These are just some of the key findings the January 2024 InfoChoice Rent Crisis Survey revealed. 

The survey, which asked more than 1,000 Australian renters across all age demographics, found that 70% are in rental stress due to the ongoing rental crisis plaguing the country. 

The impact of high interest rates and property supply shortage has been felt throughout the rental market – with latest data revealing vacancy rates at critical levels and huge demand continuing to outstrip supply, which in turn pushes rental prices up to record highs. 

Renters have been bearing the brunt of Australia’s tough rental market over the past 12 months, pushing them to compete for limited stock and resort to a few lifestyle changes just to afford their rent. 

InfoChoice’s survey found 41.2% of renters have seen their rents rise by 10% over the last year, with more than half admitting that these uncontrollable price hikes “might” drive them to move out. 

This comes as Proptrack data for December shows the number of rental listings is 30.2% below the 10 year average for the month.

Homelessness is a cause for worry

The probability of becoming homeless due to the rental crisis has been a cause of worry for more than half of Aussie renters, most evidently among tenants in Queensland where Domain recorded the longest stretch of rising rents. 

Baby Boomers (born 1946-1964) were the most worried out of any generation about becoming homeless.  

In reality, only 6.6% had experienced eviction in the last 12 months. South Australia had the highest rate of eviction at 7.7%, followed by Victoria and Tasmania. 

Desperate times call for desperate measures

Among all age groups, millennial (1981-1996) and Gen Z (1997-2012) renters said moving out from their current residence is on the cards given soaring rent prices. 

But to prevent eviction, more than two-thirds of Aussies had made lifestyle changes.

Reducing other expenses was the most common (53.7%) fix Aussies renters did to keep up with the rising cost of rent. 

One of the survey respondents shared, “I go without food a lot. My clothes are worn out and I can’t buy more. I don’t go out anymore.”

The InfoChoice Rent Crisis survey found that 12.1% had moved to a smaller place, 6% got a housemate with whom to share the costs, and a marginal, but still worth noting, 1.2% had resorted to moving back in with their parents. 

More than seven in 10 are stressed due to rent

Aside from the ‘rent stress technicality’ that applies to tenants paying more than 30% of their income to cover their lease, over three-quarters of respondents said they were feeling stressed due to rent. 

Stress plagues most of those renting in Victoria, Tasmania, and Western Australia. But in terms of stress intensity, Queensland takes the cake for the state with the most stressed renters.

When it comes to age, however, it appears the younger person, the more stressed they are. 

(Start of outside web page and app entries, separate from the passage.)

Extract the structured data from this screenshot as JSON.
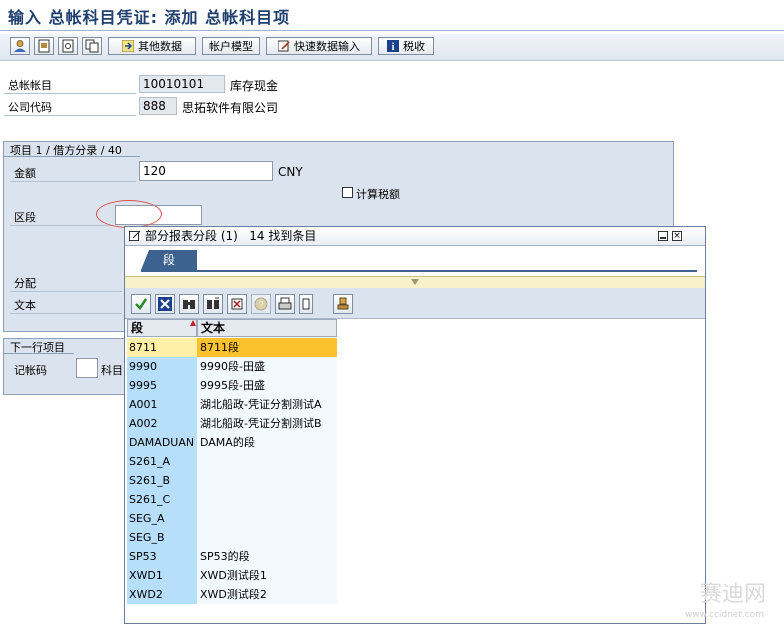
{
  "title": "输入 总帐科目凭证: 添加 总帐科目项",
  "toolbar": {
    "other_data": "其他数据",
    "account_model": "帐户模型",
    "fast_entry": "快速数据输入",
    "tax": "税收"
  },
  "header": {
    "gl_label": "总帐帐目",
    "gl_value": "10010101",
    "gl_desc": "库存现金",
    "company_label": "公司代码",
    "company_value": "888",
    "company_desc": "思拓软件有限公司"
  },
  "item_group": {
    "title": "项目 1 / 借方分录 / 40",
    "amount_label": "金额",
    "amount_value": "120",
    "currency": "CNY",
    "calc_tax_label": "计算税额",
    "segment_label": "区段",
    "segment_value": "",
    "assignment_label": "分配",
    "text_label": "文本"
  },
  "next_group": {
    "title": "下一行项目",
    "posting_key_label": "记帐码",
    "posting_key_value": "",
    "account_label": "科目"
  },
  "popup": {
    "title": "部分报表分段 (1)   14 找到条目",
    "tab_label": "段",
    "columns": [
      "段",
      "文本"
    ],
    "rows": [
      {
        "segment": "8711",
        "text": "8711段"
      },
      {
        "segment": "9990",
        "text": "9990段-田盛"
      },
      {
        "segment": "9995",
        "text": "9995段-田盛"
      },
      {
        "segment": "A001",
        "text": "湖北船政-凭证分割测试A"
      },
      {
        "segment": "A002",
        "text": "湖北船政-凭证分割测试B"
      },
      {
        "segment": "DAMADUAN",
        "text": "DAMA的段"
      },
      {
        "segment": "S261_A",
        "text": ""
      },
      {
        "segment": "S261_B",
        "text": ""
      },
      {
        "segment": "S261_C",
        "text": ""
      },
      {
        "segment": "SEG_A",
        "text": ""
      },
      {
        "segment": "SEG_B",
        "text": ""
      },
      {
        "segment": "SP53",
        "text": "SP53的段"
      },
      {
        "segment": "XWD1",
        "text": "XWD测试段1"
      },
      {
        "segment": "XWD2",
        "text": "XWD测试段2"
      }
    ]
  },
  "watermark": {
    "text": "赛迪网",
    "url": "www.ccidnet.com"
  }
}
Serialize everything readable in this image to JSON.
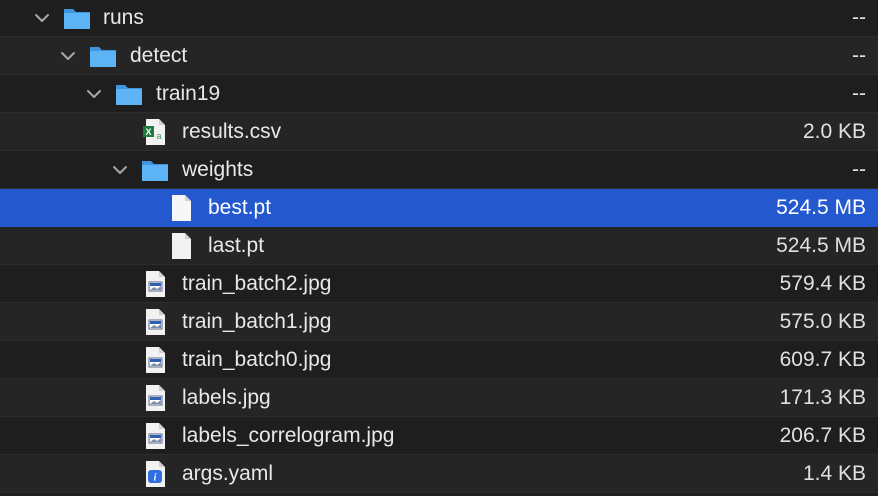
{
  "rows": [
    {
      "name": "runs",
      "size": "--",
      "icon": "folder-icon"
    },
    {
      "name": "detect",
      "size": "--",
      "icon": "folder-icon"
    },
    {
      "name": "train19",
      "size": "--",
      "icon": "folder-icon"
    },
    {
      "name": "results.csv",
      "size": "2.0 KB",
      "icon": "csv-file-icon"
    },
    {
      "name": "weights",
      "size": "--",
      "icon": "folder-icon"
    },
    {
      "name": "best.pt",
      "size": "524.5 MB",
      "icon": "blank-file-icon",
      "selected": true
    },
    {
      "name": "last.pt",
      "size": "524.5 MB",
      "icon": "blank-file-icon"
    },
    {
      "name": "train_batch2.jpg",
      "size": "579.4 KB",
      "icon": "image-file-icon"
    },
    {
      "name": "train_batch1.jpg",
      "size": "575.0 KB",
      "icon": "image-file-icon"
    },
    {
      "name": "train_batch0.jpg",
      "size": "609.7 KB",
      "icon": "image-file-icon"
    },
    {
      "name": "labels.jpg",
      "size": "171.3 KB",
      "icon": "image-file-icon"
    },
    {
      "name": "labels_correlogram.jpg",
      "size": "206.7 KB",
      "icon": "image-file-icon"
    },
    {
      "name": "args.yaml",
      "size": "1.4 KB",
      "icon": "yaml-file-icon"
    }
  ],
  "colors": {
    "background": "#1e1e1e",
    "selection": "#2458cf",
    "folder": "#4ba7f0",
    "text": "#e8e8e8"
  }
}
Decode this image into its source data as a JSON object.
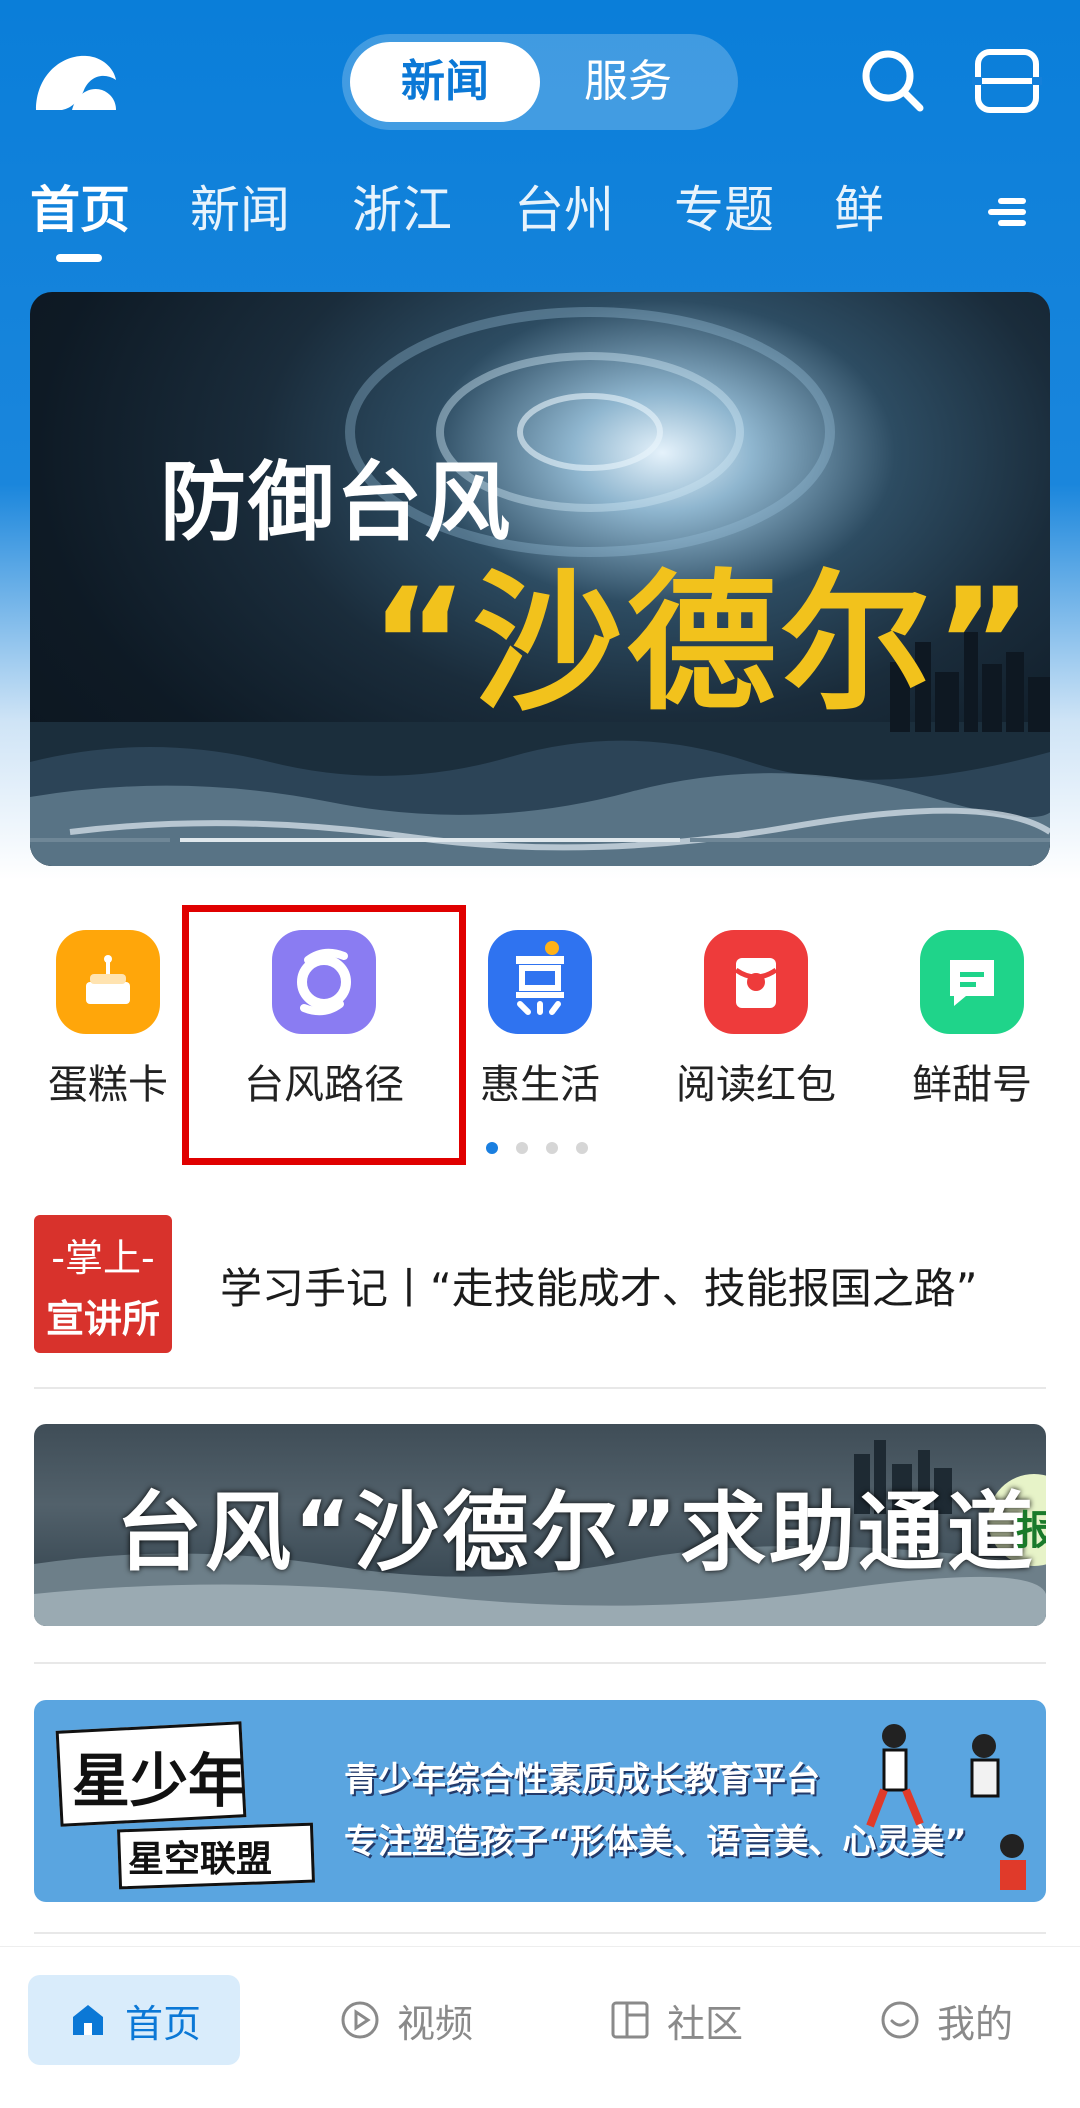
{
  "header": {
    "segment": {
      "active": "新闻",
      "inactive": "服务"
    },
    "icons": [
      "search-icon",
      "menu-icon"
    ]
  },
  "tabs": [
    "首页",
    "新闻",
    "浙江",
    "台州",
    "专题",
    "鲜"
  ],
  "banner": {
    "title_line1": "防御台风",
    "title_line2": "“沙德尔”"
  },
  "quick_links": [
    {
      "label": "蛋糕卡",
      "icon": "cake-icon",
      "color": "#FFA60A"
    },
    {
      "label": "台风路径",
      "icon": "typhoon-icon",
      "color": "#8A7CF2"
    },
    {
      "label": "惠生活",
      "icon": "hui-icon",
      "color": "#2F73F0"
    },
    {
      "label": "阅读红包",
      "icon": "red-packet-icon",
      "color": "#EE3B3B"
    },
    {
      "label": "鲜甜号",
      "icon": "chat-icon",
      "color": "#1FD48A"
    }
  ],
  "news_item": {
    "thumb_line1": "-掌上-",
    "thumb_line2": "宣讲所",
    "title": "学习手记丨“走技能成才、技能报国之路”"
  },
  "banner2": {
    "text": "台风“沙德尔”求助通道",
    "side_text": "报"
  },
  "banner3": {
    "brand_title": "星少年",
    "brand_sub": "星空联盟",
    "line1": "青少年综合性素质成长教育平台",
    "line2": "专注塑造孩子“形体美、语言美、心灵美”"
  },
  "bottom_nav": [
    {
      "label": "首页",
      "icon": "home-icon"
    },
    {
      "label": "视频",
      "icon": "video-icon"
    },
    {
      "label": "社区",
      "icon": "community-icon"
    },
    {
      "label": "我的",
      "icon": "profile-icon"
    }
  ]
}
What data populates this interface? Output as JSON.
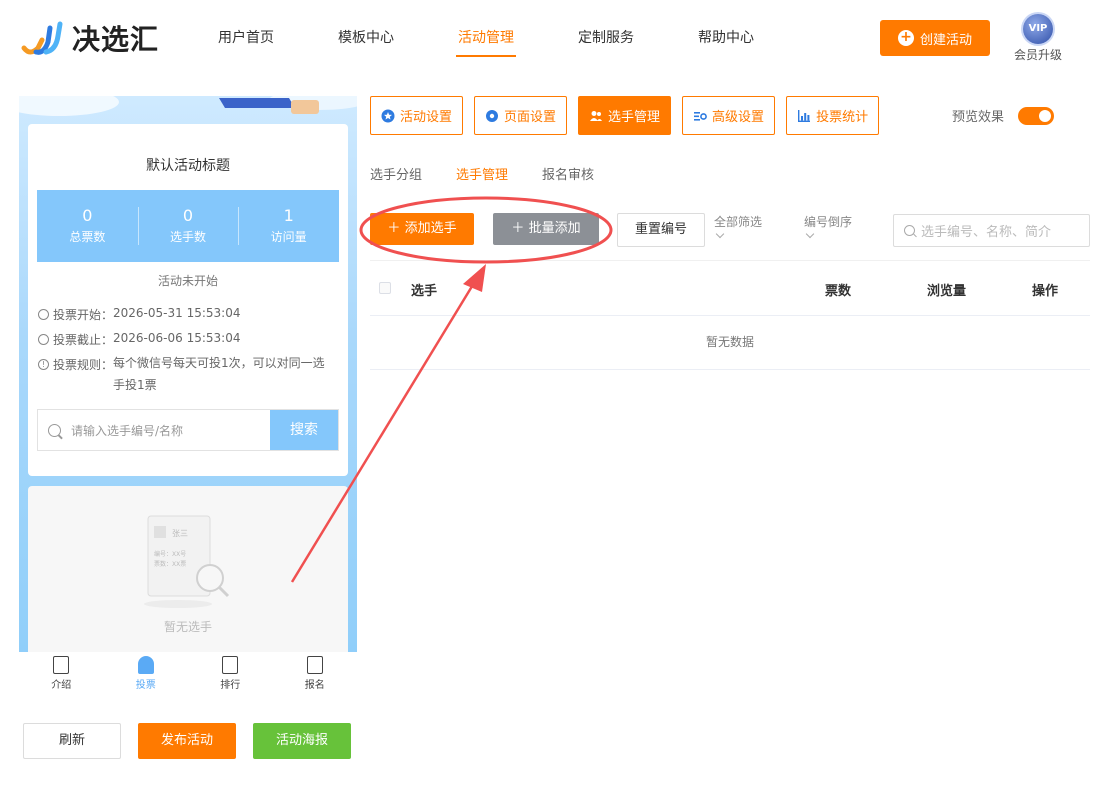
{
  "brand": {
    "name": "决选汇"
  },
  "nav": [
    {
      "label": "用户首页",
      "active": false
    },
    {
      "label": "模板中心",
      "active": false
    },
    {
      "label": "活动管理",
      "active": true
    },
    {
      "label": "定制服务",
      "active": false
    },
    {
      "label": "帮助中心",
      "active": false
    }
  ],
  "header": {
    "create_label": "创建活动",
    "vip_badge": "VIP",
    "vip_label": "会员升级"
  },
  "preview": {
    "title": "默认活动标题",
    "stats": [
      {
        "value": "0",
        "label": "总票数"
      },
      {
        "value": "0",
        "label": "选手数"
      },
      {
        "value": "1",
        "label": "访问量"
      }
    ],
    "status": "活动未开始",
    "vote_start_label": "投票开始：",
    "vote_start": "2026-05-31 15:53:04",
    "vote_end_label": "投票截止：",
    "vote_end": "2026-06-06 15:53:04",
    "rule_label": "投票规则：",
    "rule": "每个微信号每天可投1次，可以对同一选手投1票",
    "search_placeholder": "请输入选手编号/名称",
    "search_button": "搜索",
    "empty_sample_name": "张三",
    "empty_sample_no": "编号：XX号",
    "empty_sample_votes": "票数：XX票",
    "empty_text": "暂无选手",
    "tabbar": [
      {
        "label": "介绍",
        "icon": "intro-icon",
        "active": false
      },
      {
        "label": "投票",
        "icon": "vote-user-icon",
        "active": true
      },
      {
        "label": "排行",
        "icon": "ranking-icon",
        "active": false
      },
      {
        "label": "报名",
        "icon": "signup-icon",
        "active": false
      }
    ]
  },
  "bottom_buttons": {
    "refresh": "刷新",
    "publish": "发布活动",
    "poster": "活动海报"
  },
  "toolbar": [
    {
      "label": "活动设置",
      "icon": "star-icon",
      "active": false
    },
    {
      "label": "页面设置",
      "icon": "flower-settings-icon",
      "active": false
    },
    {
      "label": "选手管理",
      "icon": "users-icon",
      "active": true
    },
    {
      "label": "高级设置",
      "icon": "advanced-settings-icon",
      "active": false
    },
    {
      "label": "投票统计",
      "icon": "bar-chart-icon",
      "active": false
    }
  ],
  "preview_toggle": {
    "label": "预览效果",
    "on": true
  },
  "subtabs": [
    {
      "label": "选手分组",
      "active": false
    },
    {
      "label": "选手管理",
      "active": true
    },
    {
      "label": "报名审核",
      "active": false
    }
  ],
  "actions": {
    "add": "添加选手",
    "batch_add": "批量添加",
    "reset_numbers": "重置编号",
    "filter_all": "全部筛选",
    "sort_desc": "编号倒序",
    "search_placeholder": "选手编号、名称、简介"
  },
  "table": {
    "columns": [
      "选手",
      "票数",
      "浏览量",
      "操作"
    ],
    "empty": "暂无数据"
  },
  "colors": {
    "accent": "#ff7a00",
    "preview_blue": "#84c7fb",
    "green": "#67c23a",
    "annotation_red": "#f05050"
  }
}
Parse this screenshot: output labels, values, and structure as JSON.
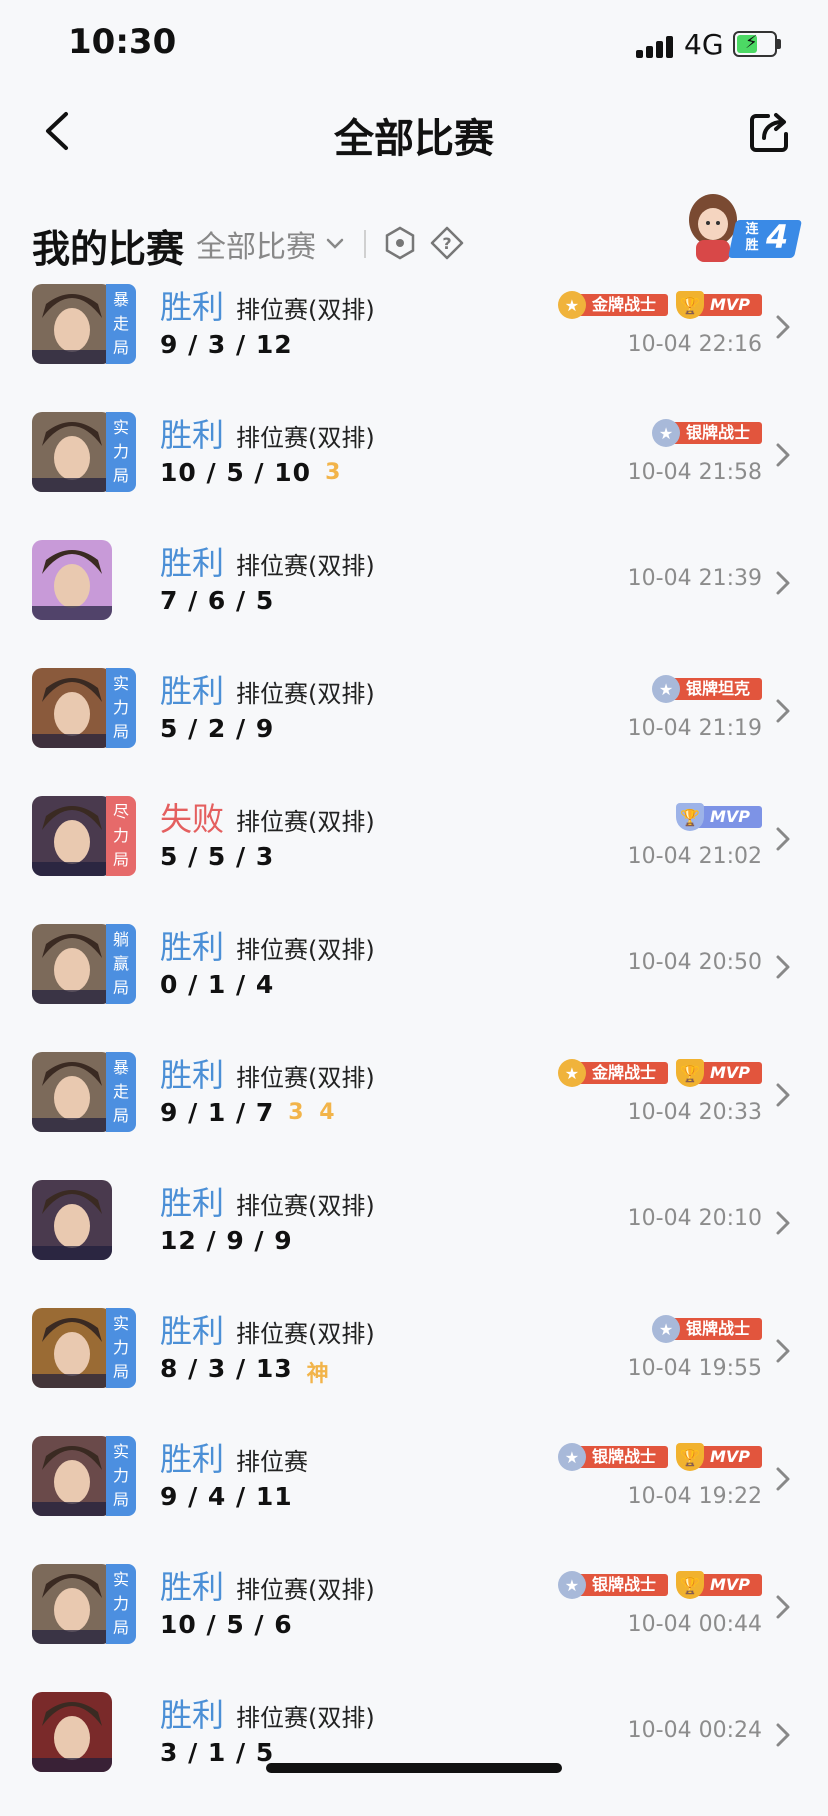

Renting is the most viable option to have a home

Renting is stressful, but for many Australians, it is the only option to have a roof under their heads. 

The survey found 43% of respondents were renting because they were “not ready for homeownership”, a reason common among all age groups especially Gen X (1965-1980).

Meanwhile, others rent not because they have to – some prefer the flexibility, others are trying out different suburbs before settling down, and others consider it a temporary stop-gap solution. 

Boomers and Gen Z, the survey found, see eye-to-eye when it comes to deeming renting as a means to achieve financial flexibility – no 30-year mortgage and not having the responsibility of owning and maintaining a home. 

Renters call for government action

The InfoChoice Rent Crisis survey found that an overwhelming majority (96.2%) of renters believe that the government should do more to help renters recover from this crisis. 

More than a quarter of renters believe more public housing will help improve rental affordability. However, the slow start to the government’s target to build 1.2 million homes may make it more difficult to feel its impact in the near term. 

Other policies respondents believed would help alleviate the rental crisis were “more financial incentives to build new homes”, “reducing immigration”, and “limiting short-stay rentals” such as Airbnb. 

A few also cited encouraging empty-nesters to downsize and cutting density restrictions in the suburbs as possible solutions. 

In addition to policy solutions, a clear majority (88.1%) of renters believe the government should have stronger control over rent rises, especially considering that the government was cited as the most responsible for and therefore should directly address this problem. 

Others also blame property owners and the Reserve Bank for exacerbating the crisis.

“The bank putting rates up causes landlords to up rent but some landlords are just being greedy. The government could help in some way but because they’re all making hundreds of thousands a year it’s not an issue to them so they just let it be,” a millennial renter from NSW said. 

Read the InfoChoice Rent Crisis Survey Report to gain more insights into the current rental market

Photo by Paul Hanaoka on Unsplash